I was implanted on January 19, 2006. Before surgery, in the pre-operative area of the hospital in Los Angeles, my doctor shaved my head in a small area behind my right ear where the incision was to be made. I must say that if he feels that the stresses and strains of medicine gets to be too much, he does have a future as a barber! My surgery took about 2 hours and I was in the recovery room for about another 2 hours.
Pain or discomfort was minimal and I was able to walk that day. I did feel a ‘fullness’ in my right ear, similar to the feeling of water in my external ear. That ‘water feeling’ lasted a couple months, though it was barely noticeable. I also dealt with some vertigo for a short time that affected my walking. Discomfort for me was never a problem and when I was home after surgery, I never took any medication beyond Advil.
I had my implant activated on Valentine’s Day in 2006. When my activation was done, and I could hear high-frequency sounds again, I cried! It was the most precious Valentine’s Day present I have ever received.
The joy of music, regained

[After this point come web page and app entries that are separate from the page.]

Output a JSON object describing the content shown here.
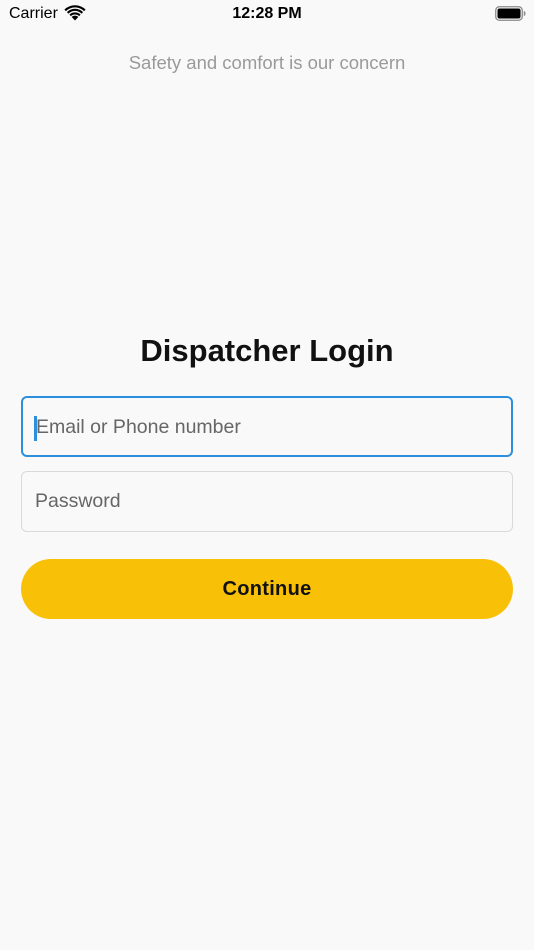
{
  "status_bar": {
    "carrier": "Carrier",
    "time": "12:28 PM"
  },
  "tagline": "Safety and comfort is our concern",
  "login": {
    "title": "Dispatcher Login",
    "email_placeholder": "Email or Phone number",
    "password_placeholder": "Password",
    "continue_label": "Continue"
  },
  "colors": {
    "accent": "#f8c108",
    "focus_border": "#2b8fdd",
    "background": "#f9f9f9"
  }
}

My experience with my Cochlear Implant was so fascinating that I kept a daily diary of my experience. It took about 6 months before I could hear that music was actually coming out of that violin and my hearing kept improving over the rest of the year. I hear instruments playing sounds I have never heard before, such as cymbals.
About 10 to 11 months, post-operatively, I started to hear every note played in a violin solo! Yes, every note! How did I know this? Easy, I saw the bow strokes and heard music, where before, all I saw was the bow move in a soundless environment. The sound is clear, pure and beautiful! 3 years after being implanted, I heard high frequency sounds that the piano and violin produced. Music was finally a pleasure for me again.
In 2009, I joined another charitable organization and am an active member of the board and executive committee. I partake in discussions because I can finally HEAR what people are saying and feel comfortable that my responses will be appropriate. I hear the turn signal in my car, I can hear passengers discuss issues in my car…I am in heaven.
Back to being an active member of society
I am back as an active member of society. I developed a unique computer program to assist patients entering into clinical trials in my line of work and the organization I developed this for has a grant that will fully fund the final development of this program. I travel all over the country demonstrating this program and discussing the virtues of it. I am in heaven!
I am also an artist and my art pieces are sold through a gallery, where I also make presentations. I can hear the questions, I can mingle among the guests discussing my art; I am in heaven!
Is my hearing perfect? No! But, I hear better than I have heard in years. I hear conversations behind me when I am driving in my car and someone in the back seat is talking, something I could not hear prior to surgery. I can hear birds singing (and can distinguish the song of four different birds in our area), keys jingling and seat belt warning sounds, but only in my implanted ear (right ear) at the time. I never expected to have perfect hearing, surely I will never. But, I do hear better, I hear more words and I infrequently have to interrupt people asking, ‘What did you say?’
This past June I had my left ear implanted. Within three months, I was able to hear better than ever before! Would I do it all over knowing what I have experienced? You bet…in a millisecond!”